On the other hand, when Christians’ lives as a whole begin to glow with joy, the joy that comes from a profound recognition that Jesus has risen the dead triumphing over everything that could keep us down, those in the world who are seeking happiness down various roads that will never lead there will begin busting down our church doors trying to find the source of joy overflowing from Christian lives.
Pope Francis says that to grow in joy, we must regularly contemplate and enter into Jesus’ joy.
Often Christians don’t look at Jesus the way he really was: the most joy-filled person who ever lived, someone who said he came into the world “so that my joy may be in you and your joy may be brought to perfection” (Jn 15:11). We don’t picture Jesus smiling. We don’t focus deeply enough on how he says his kingdom is like the joy of the sower at harvest time, the joy of the man who finds a hidden treasure, the shepherd who finds his lost sheep, the mom who has just given birth, the dad who welcomes home his wayward son, or the invited guests at a wedding reception.
We don’t ponder his natural joys at the goodness of creation, exulting in the birds of heaven and the lilies of the field. We don’t share his jubilation at the loving hospitality of Martha, Mary and Lazarus, the conversion of Zacchaeus, the faith of the Canaanite woman and Centurion, the simple receptivity of little children.
We don’t think enough about the secret of his joy — his deep awareness of his being loved by the Father — and follow him more deeply into the joy-filled mystery of divine filiation, that we are not orphans but much-loved adopted children of the King of Kings!
Christian cheerfulness, Pope Francis says, “drinks from the wellspring of [Jesus’] brimming heart.” Like Jesus, a Christian ought to emit spiritual sunshine, not dark clouds. We should radiate a zest for life, not suck the life out of a room. Salvation history is meant to be a “great stream of joy,” one in which we drink and bathe and invite others to join us.
“A Church without joy is unthinkable,” Pope Francis said forthrightly in a 2013 homily. “Jesus has desired that his Bride, the Church, be joyful.”
And if Jesus can’t make his Bride happy, then how will others ever think that he can make them happy?
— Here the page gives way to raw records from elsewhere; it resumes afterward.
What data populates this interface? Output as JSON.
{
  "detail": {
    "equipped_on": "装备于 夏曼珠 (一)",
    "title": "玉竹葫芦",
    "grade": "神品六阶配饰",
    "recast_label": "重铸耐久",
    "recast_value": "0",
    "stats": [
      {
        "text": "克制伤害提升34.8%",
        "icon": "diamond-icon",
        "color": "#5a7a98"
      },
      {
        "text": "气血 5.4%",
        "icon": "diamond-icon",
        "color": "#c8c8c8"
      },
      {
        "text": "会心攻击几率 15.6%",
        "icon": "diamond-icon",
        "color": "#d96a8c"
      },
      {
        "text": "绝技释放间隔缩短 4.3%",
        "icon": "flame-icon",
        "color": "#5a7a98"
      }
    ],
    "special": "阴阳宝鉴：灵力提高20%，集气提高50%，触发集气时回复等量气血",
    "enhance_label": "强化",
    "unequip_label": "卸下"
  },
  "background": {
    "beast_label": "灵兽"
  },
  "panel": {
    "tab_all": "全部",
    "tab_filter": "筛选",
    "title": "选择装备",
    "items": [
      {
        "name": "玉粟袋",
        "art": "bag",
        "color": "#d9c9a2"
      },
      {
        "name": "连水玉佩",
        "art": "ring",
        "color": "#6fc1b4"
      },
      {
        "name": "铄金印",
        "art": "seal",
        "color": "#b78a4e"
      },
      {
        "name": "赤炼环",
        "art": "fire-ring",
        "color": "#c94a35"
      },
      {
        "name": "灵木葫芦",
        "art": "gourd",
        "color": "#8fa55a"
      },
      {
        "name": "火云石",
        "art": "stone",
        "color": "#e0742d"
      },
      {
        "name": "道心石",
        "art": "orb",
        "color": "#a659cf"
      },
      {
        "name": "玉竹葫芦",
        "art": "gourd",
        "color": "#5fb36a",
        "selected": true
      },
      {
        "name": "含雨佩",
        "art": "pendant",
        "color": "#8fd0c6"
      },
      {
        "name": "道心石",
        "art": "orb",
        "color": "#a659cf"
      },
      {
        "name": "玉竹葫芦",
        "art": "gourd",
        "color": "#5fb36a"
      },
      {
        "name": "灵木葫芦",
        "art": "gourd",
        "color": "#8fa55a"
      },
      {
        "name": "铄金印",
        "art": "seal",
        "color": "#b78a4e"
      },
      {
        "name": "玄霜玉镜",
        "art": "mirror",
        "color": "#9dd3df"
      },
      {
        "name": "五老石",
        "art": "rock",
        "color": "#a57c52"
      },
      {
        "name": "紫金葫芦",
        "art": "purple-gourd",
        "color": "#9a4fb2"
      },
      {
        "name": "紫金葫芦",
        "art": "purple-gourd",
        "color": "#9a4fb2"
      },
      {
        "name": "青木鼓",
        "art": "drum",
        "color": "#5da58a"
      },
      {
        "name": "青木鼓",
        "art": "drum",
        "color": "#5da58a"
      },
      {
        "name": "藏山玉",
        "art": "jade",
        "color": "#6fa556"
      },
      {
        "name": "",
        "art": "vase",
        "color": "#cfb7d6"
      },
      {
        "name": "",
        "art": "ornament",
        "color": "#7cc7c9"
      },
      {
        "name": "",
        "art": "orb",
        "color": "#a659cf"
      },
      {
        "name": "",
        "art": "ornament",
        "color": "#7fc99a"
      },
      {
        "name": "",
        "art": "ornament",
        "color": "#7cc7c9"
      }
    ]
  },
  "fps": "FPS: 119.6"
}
That’s why it’s so important, as a fruit of all the parts of a Plan of Life and a particular component in it, for us to receive and do all it takes to become cheerful, radiant followers, friends and emissaries of the joy-filled Savior who came to lead us to perfect happiness in this world and forever.